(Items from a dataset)
==*==
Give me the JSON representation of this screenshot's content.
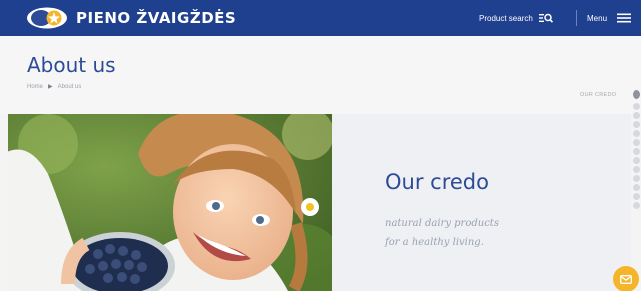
{
  "header": {
    "brand": "PIENO ŽVAIGŽDĖS",
    "product_search_label": "Product search",
    "menu_label": "Menu",
    "icons": [
      "logo-icon",
      "product-search-icon",
      "menu-icon"
    ],
    "bg_color": "#1f3f8f"
  },
  "page": {
    "title": "About us",
    "breadcrumb": [
      "Home",
      "About us"
    ],
    "section_label": "OUR CREDO"
  },
  "credo": {
    "title": "Our credo",
    "line1": "natural dairy products",
    "line2": "for a healthy living."
  },
  "colors": {
    "title_blue": "#2d4b96",
    "accent_yellow": "#f5b52b"
  },
  "section_nav": {
    "count": 10,
    "active_index": 0
  },
  "mail_icon": "mail-icon"
}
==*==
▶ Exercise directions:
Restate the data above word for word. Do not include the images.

▶ Output for this exercise:
Give me the JSON representation of this screenshot's content.
{
  "header": {
    "brand": "PIENO ŽVAIGŽDĖS",
    "product_search_label": "Product search",
    "menu_label": "Menu",
    "icons": [
      "logo-icon",
      "product-search-icon",
      "menu-icon"
    ],
    "bg_color": "#1f3f8f"
  },
  "page": {
    "title": "About us",
    "breadcrumb": [
      "Home",
      "About us"
    ],
    "section_label": "OUR CREDO"
  },
  "credo": {
    "title": "Our credo",
    "line1": "natural dairy products",
    "line2": "for a healthy living."
  },
  "colors": {
    "title_blue": "#2d4b96",
    "accent_yellow": "#f5b52b"
  },
  "section_nav": {
    "count": 10,
    "active_index": 0
  },
  "mail_icon": "mail-icon"
}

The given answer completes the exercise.